Roma have been derided as semi-final impostors. But you could hardly question their spirit. They pressed and hustled, hounding Liverpool’s two young full-backs, Andy Robertson and Alexander-Arnold, and giving Van Dijk the biggest test of his Liverpool career, four months in. Roma went direct, whipping diagonal balls forward and trying to create mayhem in Loris Karius’s penalty box.
With eight minutes left, Klopp sent Ragnar Klavan on as a fifth defender in place of Mane, but even then the tension was maintained - and intensified when Radja Nainggollan struck from long-range with five minutes left, and then scored from the penalty spot.

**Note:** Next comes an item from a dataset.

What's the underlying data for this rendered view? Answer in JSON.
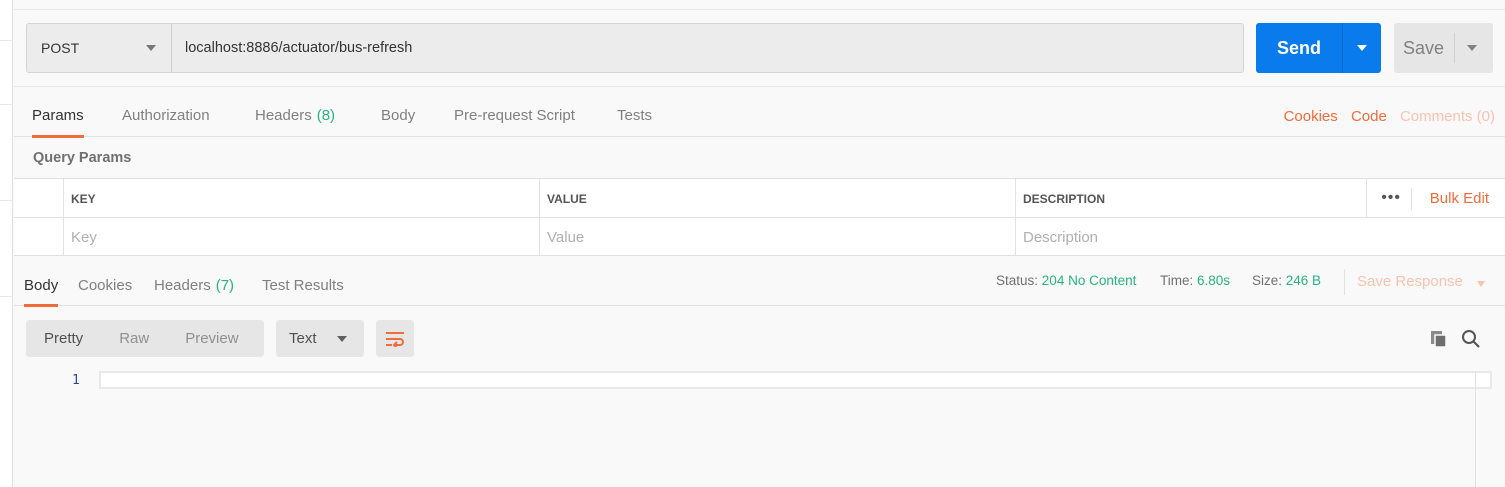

Desperation, of different kinds, gripped both teams.
It hurts so much that #ASRoma’s incredible dream of going all the way to Kiev is over but you’ll be there in your new colours.
Good luck in the #UCL final @MoSalah#ForzaRoma#YNWApic.twitter.com/BOsVgoKLjI
— AS Roma English (@ASRomaEN) May 2, 2018
Football ceases to be academic at this point. It becomes a ferocious battle of wills. You either stand or break. Purists will say that no tie with so many goals can be hailed as a classic. But it’s too early in Liverpool’s return as European heavyweights to be throwing academic caveats at them.
They were forged by fire in this tumultuous semi-final, which propels them into a final against another team, Real Madrid, who made it to Kiev the hard way. Liverpool earned another stroll round the pitch and a song.